• **TASK DIRECTIONS**
Check the listing below for lines that hold "accent". How many are there? Please give only the number.

• **THE INPUT**
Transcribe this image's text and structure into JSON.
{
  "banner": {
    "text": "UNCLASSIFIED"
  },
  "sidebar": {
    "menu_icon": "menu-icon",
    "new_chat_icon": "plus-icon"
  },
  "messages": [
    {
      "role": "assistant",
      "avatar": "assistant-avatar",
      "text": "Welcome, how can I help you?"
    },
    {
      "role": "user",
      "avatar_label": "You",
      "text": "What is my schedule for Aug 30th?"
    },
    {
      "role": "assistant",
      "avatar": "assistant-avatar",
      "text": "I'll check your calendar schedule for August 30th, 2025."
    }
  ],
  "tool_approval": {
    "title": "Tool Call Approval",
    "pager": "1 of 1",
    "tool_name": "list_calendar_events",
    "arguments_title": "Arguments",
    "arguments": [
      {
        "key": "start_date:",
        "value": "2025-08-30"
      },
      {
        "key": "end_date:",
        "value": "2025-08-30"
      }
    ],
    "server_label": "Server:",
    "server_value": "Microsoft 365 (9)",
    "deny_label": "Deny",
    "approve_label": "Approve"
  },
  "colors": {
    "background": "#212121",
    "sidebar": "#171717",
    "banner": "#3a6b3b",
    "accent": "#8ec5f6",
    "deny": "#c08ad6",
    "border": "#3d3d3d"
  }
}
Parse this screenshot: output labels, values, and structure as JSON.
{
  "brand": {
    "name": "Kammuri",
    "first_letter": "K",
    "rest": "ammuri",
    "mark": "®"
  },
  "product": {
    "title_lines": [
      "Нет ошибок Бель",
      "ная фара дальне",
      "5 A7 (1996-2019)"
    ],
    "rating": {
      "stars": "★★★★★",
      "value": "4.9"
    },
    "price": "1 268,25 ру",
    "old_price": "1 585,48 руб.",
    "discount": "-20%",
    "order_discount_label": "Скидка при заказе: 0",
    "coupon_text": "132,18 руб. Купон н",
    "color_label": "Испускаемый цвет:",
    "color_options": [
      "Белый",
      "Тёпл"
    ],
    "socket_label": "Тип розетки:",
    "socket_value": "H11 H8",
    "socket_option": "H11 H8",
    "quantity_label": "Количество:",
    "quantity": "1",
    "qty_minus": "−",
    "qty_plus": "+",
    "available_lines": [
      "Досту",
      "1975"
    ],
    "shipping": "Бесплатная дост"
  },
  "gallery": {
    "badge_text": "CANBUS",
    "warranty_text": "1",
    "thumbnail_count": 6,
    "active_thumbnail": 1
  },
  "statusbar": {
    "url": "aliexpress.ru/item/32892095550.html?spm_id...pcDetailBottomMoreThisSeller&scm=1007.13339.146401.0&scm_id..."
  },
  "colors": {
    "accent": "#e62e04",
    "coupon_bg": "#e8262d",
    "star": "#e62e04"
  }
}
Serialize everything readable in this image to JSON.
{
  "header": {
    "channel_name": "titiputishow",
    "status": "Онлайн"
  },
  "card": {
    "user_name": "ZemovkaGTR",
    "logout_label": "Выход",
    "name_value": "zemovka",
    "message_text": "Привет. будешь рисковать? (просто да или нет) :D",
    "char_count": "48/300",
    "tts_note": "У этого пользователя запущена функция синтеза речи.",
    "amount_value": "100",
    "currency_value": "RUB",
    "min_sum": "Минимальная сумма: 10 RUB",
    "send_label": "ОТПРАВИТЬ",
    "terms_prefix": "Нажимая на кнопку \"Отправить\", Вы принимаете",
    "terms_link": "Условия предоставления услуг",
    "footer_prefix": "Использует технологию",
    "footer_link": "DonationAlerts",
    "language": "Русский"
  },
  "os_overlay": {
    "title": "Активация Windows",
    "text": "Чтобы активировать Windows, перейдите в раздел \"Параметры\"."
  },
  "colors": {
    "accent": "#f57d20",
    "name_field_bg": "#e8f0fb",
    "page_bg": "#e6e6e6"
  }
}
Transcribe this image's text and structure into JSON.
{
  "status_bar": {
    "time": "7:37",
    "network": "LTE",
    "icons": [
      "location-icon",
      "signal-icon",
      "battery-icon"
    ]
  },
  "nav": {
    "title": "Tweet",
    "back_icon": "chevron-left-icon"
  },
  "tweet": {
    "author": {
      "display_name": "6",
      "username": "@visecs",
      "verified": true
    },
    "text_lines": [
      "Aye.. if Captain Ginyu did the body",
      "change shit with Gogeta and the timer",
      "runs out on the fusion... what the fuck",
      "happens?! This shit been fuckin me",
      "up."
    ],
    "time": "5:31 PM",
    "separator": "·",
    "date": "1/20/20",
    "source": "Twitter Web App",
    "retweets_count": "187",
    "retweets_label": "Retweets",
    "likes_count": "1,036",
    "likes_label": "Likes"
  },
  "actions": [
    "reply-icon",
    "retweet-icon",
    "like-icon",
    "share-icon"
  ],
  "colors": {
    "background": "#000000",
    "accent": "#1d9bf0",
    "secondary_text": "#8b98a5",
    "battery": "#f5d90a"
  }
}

• **SOLUTION TO THE PROBLEM**
4